→ **TASK DESCRIPTION**: All of the records below should be retyped exactly, with no pictures included.

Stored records

■ ■ ■ ■ ■ ■ ■

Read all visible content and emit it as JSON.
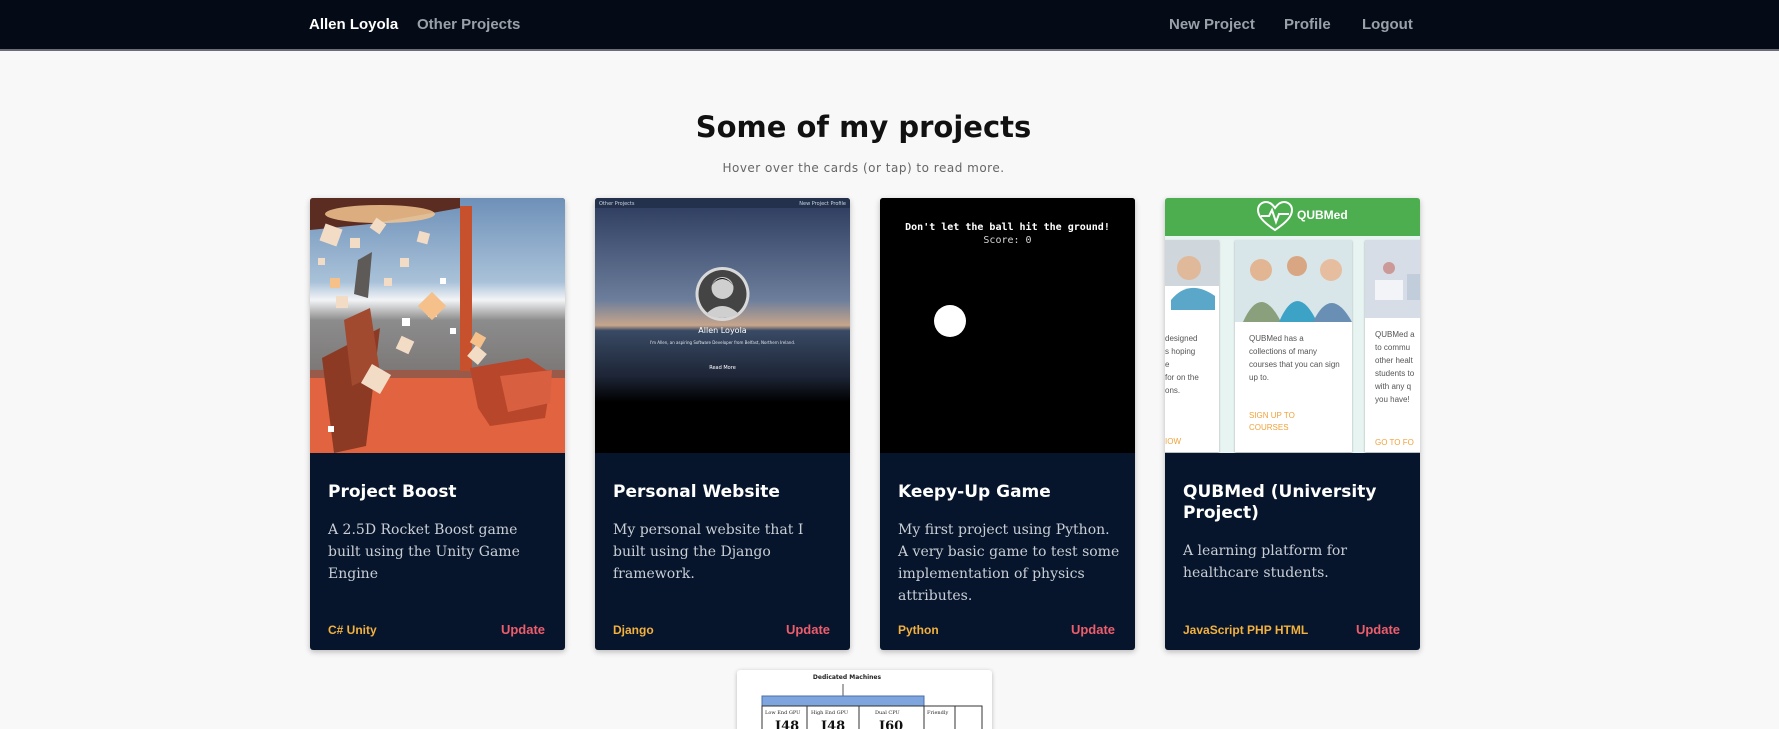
{
  "nav": {
    "brand": "Allen Loyola",
    "other_projects": "Other Projects",
    "new_project": "New Project",
    "profile": "Profile",
    "logout": "Logout"
  },
  "section": {
    "title": "Some of my projects",
    "subtitle": "Hover over the cards (or tap) to read more."
  },
  "cards": [
    {
      "title": "Project Boost",
      "description": "A 2.5D Rocket Boost game built using the Unity Game Engine",
      "tags": "C# Unity",
      "update": "Update"
    },
    {
      "title": "Personal Website",
      "description": "My personal website that I built using the Django framework.",
      "tags": "Django",
      "update": "Update",
      "preview": {
        "nav_left": "Other Projects",
        "nav_right": "New Project  Profile",
        "name": "Allen Loyola",
        "tagline": "I'm Allen, an aspiring Software Developer from Belfast, Northern Ireland.",
        "button": "Read More"
      }
    },
    {
      "title": "Keepy-Up Game",
      "description": "My first project using Python. A very basic game to test some implementation of physics attributes.",
      "tags": "Python",
      "update": "Update",
      "preview": {
        "message": "Don't let the ball hit the ground!",
        "score": "Score: 0"
      }
    },
    {
      "title": "QUBMed (University Project)",
      "description": "A learning platform for healthcare students.",
      "tags": "JavaScript PHP HTML",
      "update": "Update",
      "preview": {
        "logo": "QUBMed",
        "left_text": "designed\ns hoping\ne\nfor on the\nons.",
        "left_link": "IOW",
        "mid_text": "QUBMed has a collections of many courses that you can sign up to.",
        "mid_link": "SIGN UP TO COURSES",
        "right_text": "QUBMed a\nto commu\nother healt\nstudents to\nwith any q\nyou have!",
        "right_link": "GO TO FO"
      }
    }
  ],
  "partial_card": {
    "heading": "Dedicated Machines",
    "cells": [
      "Low End GPU",
      "High End GPU",
      "Dual CPU",
      "Friendly"
    ],
    "values": [
      "I48",
      "I48",
      "I60"
    ]
  },
  "colors": {
    "navbar": "#050b16",
    "card": "#06152b",
    "tag": "#f3b13d",
    "update": "#ee5d6c",
    "qubmed_green": "#4cae4f"
  }
}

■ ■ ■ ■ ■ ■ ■

→ **FINAL ANSWER**:
Read all visible content and emit it as JSON.
{
  "nav": {
    "brand": "Allen Loyola",
    "other_projects": "Other Projects",
    "new_project": "New Project",
    "profile": "Profile",
    "logout": "Logout"
  },
  "section": {
    "title": "Some of my projects",
    "subtitle": "Hover over the cards (or tap) to read more."
  },
  "cards": [
    {
      "title": "Project Boost",
      "description": "A 2.5D Rocket Boost game built using the Unity Game Engine",
      "tags": "C# Unity",
      "update": "Update"
    },
    {
      "title": "Personal Website",
      "description": "My personal website that I built using the Django framework.",
      "tags": "Django",
      "update": "Update",
      "preview": {
        "nav_left": "Other Projects",
        "nav_right": "New Project  Profile",
        "name": "Allen Loyola",
        "tagline": "I'm Allen, an aspiring Software Developer from Belfast, Northern Ireland.",
        "button": "Read More"
      }
    },
    {
      "title": "Keepy-Up Game",
      "description": "My first project using Python. A very basic game to test some implementation of physics attributes.",
      "tags": "Python",
      "update": "Update",
      "preview": {
        "message": "Don't let the ball hit the ground!",
        "score": "Score: 0"
      }
    },
    {
      "title": "QUBMed (University Project)",
      "description": "A learning platform for healthcare students.",
      "tags": "JavaScript PHP HTML",
      "update": "Update",
      "preview": {
        "logo": "QUBMed",
        "left_text": "designed\ns hoping\ne\nfor on the\nons.",
        "left_link": "IOW",
        "mid_text": "QUBMed has a collections of many courses that you can sign up to.",
        "mid_link": "SIGN UP TO COURSES",
        "right_text": "QUBMed a\nto commu\nother healt\nstudents to\nwith any q\nyou have!",
        "right_link": "GO TO FO"
      }
    }
  ],
  "partial_card": {
    "heading": "Dedicated Machines",
    "cells": [
      "Low End GPU",
      "High End GPU",
      "Dual CPU",
      "Friendly"
    ],
    "values": [
      "I48",
      "I48",
      "I60"
    ]
  },
  "colors": {
    "navbar": "#050b16",
    "card": "#06152b",
    "tag": "#f3b13d",
    "update": "#ee5d6c",
    "qubmed_green": "#4cae4f"
  }
}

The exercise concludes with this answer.